One AL All-Star, who did not want to be named, says of Hernandez, "Wow! He had the best stuff of any pitcher I saw all last year. I came into that game locked in, red hot, and he shut me down."
Hernandez is a confident sort who in Double A pitched with FELIX EL CARTELUA embroidered on his glove, which makes him a self-proclaimed "badass." Asked what he thinks of his 12-start cameo last year, when big leaguers batted .203 against the teenager, he throws his head back, grins and purrs, "What do you think?" Asked what he loves most about pitching, he declares, "Strikeouts. They are the best. A good feeling."
"It's his demeanor on the mound that sets him apart from other guys with stuff," says former Seattle catcher Dan Wilson. "He's got great confidence, and it's not the kind of confidence that's going to get him in trouble. He knows he can throw any pitch at any time to get you out."
Scouted at 14 and signed at 16 for a $710,000 bonus, Hernandez is the heir to Pedro Martinez, who broke out in 1997 at age 25 as the next great sensation in pitching, someone who imbues those 30 or so days and nights that he's on the mound with rock-concert energy.
Asked where else he might be at 20 if not so blessed, Hernandez is stupefied for a moment, as if such a thought has never occurred to him, then finally says, "Actually, in my bed. I like to sleep. Just relaxing. Or maybe college."
He adds, "I want to be in this game for as long as I can. This is what I love to do."
This purpose, this talent, is all he's ever known.

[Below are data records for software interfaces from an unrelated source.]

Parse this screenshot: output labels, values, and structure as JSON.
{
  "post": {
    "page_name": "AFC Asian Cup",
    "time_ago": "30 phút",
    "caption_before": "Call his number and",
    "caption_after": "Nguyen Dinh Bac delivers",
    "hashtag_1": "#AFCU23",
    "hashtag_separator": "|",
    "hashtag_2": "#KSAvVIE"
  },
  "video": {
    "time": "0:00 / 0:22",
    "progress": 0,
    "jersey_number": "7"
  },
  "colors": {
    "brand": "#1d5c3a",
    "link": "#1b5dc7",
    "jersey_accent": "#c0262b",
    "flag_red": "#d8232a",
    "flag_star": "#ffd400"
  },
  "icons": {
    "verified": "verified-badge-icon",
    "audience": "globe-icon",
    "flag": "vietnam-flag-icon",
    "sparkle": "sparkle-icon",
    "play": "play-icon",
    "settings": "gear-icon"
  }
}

It's as natural and as immutable as the Cordillera de la Costa that looms over Valencia.